In conclusion, this study found that binge-drinkers performed poorly on the original version of the IGT but not on the variant version, and they scored normally on working memory and school academic performance. It suggests that poor affective decision-making might predispose adolescents to develop a habit of heavy drinking. Future research should address whether impaired decision-making in high-risk adolescents is linked to genetics, environments, or both potential sources of variability.
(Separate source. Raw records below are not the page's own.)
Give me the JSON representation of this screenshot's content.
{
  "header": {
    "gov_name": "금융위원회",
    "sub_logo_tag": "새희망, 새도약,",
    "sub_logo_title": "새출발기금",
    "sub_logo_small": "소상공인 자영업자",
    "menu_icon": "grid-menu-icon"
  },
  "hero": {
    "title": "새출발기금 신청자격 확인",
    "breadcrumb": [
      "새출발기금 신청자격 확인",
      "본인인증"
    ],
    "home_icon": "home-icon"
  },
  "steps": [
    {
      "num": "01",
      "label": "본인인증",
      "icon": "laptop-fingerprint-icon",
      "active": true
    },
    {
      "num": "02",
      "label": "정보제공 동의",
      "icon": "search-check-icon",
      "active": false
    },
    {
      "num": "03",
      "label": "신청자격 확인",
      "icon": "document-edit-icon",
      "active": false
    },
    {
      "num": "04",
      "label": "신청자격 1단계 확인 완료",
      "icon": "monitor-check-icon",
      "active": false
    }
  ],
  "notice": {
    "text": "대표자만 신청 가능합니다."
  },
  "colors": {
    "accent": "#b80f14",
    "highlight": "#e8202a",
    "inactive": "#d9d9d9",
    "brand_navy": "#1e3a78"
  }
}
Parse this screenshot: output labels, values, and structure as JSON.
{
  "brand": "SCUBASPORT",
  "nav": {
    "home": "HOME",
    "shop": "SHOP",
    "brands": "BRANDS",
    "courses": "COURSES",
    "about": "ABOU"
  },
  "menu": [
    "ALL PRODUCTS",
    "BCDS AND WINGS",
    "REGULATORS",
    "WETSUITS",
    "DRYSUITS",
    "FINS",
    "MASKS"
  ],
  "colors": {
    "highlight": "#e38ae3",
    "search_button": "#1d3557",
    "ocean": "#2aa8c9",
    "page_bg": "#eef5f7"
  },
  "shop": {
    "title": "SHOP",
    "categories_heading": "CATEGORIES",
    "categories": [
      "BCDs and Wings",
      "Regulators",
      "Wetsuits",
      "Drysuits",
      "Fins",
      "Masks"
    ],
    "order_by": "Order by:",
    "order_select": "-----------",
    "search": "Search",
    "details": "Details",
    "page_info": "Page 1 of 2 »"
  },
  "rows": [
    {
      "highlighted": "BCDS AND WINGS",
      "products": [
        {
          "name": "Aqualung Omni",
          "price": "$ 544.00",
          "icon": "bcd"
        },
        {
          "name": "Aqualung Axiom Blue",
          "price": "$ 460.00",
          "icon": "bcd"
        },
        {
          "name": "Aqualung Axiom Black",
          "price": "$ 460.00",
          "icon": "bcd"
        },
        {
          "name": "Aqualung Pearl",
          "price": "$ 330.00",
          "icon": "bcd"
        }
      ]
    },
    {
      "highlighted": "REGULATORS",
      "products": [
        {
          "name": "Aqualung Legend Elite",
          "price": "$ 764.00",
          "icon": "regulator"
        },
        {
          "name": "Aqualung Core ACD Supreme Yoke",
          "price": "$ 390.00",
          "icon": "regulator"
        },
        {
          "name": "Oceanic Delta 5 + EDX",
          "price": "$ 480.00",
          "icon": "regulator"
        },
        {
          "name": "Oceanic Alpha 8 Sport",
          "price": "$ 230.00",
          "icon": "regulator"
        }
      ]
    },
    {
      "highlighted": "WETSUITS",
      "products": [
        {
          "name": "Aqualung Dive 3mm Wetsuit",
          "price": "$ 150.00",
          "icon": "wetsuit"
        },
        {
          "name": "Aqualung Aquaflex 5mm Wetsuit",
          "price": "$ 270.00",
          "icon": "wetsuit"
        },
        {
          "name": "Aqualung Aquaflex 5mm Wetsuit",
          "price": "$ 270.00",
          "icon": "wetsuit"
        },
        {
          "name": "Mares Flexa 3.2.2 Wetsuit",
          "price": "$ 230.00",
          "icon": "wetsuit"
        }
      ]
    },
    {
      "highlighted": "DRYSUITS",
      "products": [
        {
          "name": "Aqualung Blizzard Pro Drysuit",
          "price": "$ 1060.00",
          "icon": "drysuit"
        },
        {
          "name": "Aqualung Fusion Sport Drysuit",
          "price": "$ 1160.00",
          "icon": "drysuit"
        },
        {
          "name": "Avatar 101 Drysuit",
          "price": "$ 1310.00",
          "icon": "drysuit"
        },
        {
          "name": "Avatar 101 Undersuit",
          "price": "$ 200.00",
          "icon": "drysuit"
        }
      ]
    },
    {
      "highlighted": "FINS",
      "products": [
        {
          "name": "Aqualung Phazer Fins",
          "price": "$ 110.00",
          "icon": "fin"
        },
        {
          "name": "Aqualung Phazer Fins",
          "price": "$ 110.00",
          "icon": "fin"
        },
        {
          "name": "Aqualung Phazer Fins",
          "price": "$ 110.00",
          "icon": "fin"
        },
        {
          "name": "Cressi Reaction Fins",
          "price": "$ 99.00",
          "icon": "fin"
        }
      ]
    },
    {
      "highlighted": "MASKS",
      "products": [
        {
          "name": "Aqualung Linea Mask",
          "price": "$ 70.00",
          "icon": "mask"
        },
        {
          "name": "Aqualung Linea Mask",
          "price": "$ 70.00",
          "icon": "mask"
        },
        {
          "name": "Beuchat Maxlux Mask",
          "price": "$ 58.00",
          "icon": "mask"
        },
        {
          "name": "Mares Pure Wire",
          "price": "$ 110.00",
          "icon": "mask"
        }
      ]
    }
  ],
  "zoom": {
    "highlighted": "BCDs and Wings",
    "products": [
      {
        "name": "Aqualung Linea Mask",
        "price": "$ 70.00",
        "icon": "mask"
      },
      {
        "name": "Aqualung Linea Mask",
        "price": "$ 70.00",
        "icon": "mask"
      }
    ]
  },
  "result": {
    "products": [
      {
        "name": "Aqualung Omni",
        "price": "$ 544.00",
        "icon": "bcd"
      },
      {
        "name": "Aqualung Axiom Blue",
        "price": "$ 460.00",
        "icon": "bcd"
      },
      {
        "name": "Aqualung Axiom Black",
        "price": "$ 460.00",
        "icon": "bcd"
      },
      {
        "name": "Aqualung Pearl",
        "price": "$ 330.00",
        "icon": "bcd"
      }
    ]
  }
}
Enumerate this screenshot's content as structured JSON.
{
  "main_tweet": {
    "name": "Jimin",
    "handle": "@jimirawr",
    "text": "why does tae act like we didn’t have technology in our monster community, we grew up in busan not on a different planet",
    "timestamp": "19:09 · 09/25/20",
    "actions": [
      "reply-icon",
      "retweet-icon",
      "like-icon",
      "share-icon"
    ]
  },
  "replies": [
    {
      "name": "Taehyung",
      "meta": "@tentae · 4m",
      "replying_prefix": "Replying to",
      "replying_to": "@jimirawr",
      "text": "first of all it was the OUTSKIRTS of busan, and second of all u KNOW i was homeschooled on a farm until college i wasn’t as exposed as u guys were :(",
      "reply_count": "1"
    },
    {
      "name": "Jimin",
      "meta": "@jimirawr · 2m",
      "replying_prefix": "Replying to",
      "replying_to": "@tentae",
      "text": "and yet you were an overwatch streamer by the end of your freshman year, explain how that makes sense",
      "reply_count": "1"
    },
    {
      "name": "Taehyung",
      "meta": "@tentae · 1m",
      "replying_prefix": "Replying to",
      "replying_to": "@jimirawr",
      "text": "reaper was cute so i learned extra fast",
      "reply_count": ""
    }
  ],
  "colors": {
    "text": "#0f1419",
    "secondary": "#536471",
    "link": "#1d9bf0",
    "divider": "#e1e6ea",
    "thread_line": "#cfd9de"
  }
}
Furthermore, research should address whether interventions that enhance these high-risk adolescents’ social-emotional capacities might benefit their real-life decision-making, and thus avert potential alcohol and substance abuse (Bechara, Damasio, & Bar-On, 2006). Transdisciplinary research on decision-making integrating neurocognitive and intervention sciences might be a promising way for improving well-being, and reducing adolescents’ risks for substance use and abuse.
This research was supported by the University of Southern California Pacific Rim Transdisciplinary Tobacco and Alcohol Use Research Center TTAURC funded by the National Institutes of Health (grant #1 P50 CA84735 to C. Anderson Johnson) and the National Institute on Drug Abuse (grant #DA16708 to Antoine Bechara and DA 16094 to Alan Stacy). The authors thank Peggy Gallaher, Steven Cen, Joel Milam, Qian Guo, Kari-Lyn Kobayakawa Sakuma, and Janet Okamoto for their contribution to this project. We also thank Xiaolu Fu, Yong Jia, Qiong Wang, Rong Lu, Jiang Miao, Yi Yuan, and Jingfu Shi for their assistance with project coordination and data collection. Finally, we express our gratitude to the municipal government, Health Bureau, and Education Committee in Chengdu, China for their support.
Appendix A. Supplementary data
Supplementary data associated with this article can be found, in the online version, at doi:10.1016/j.neuropsychologia. 2007.09.012.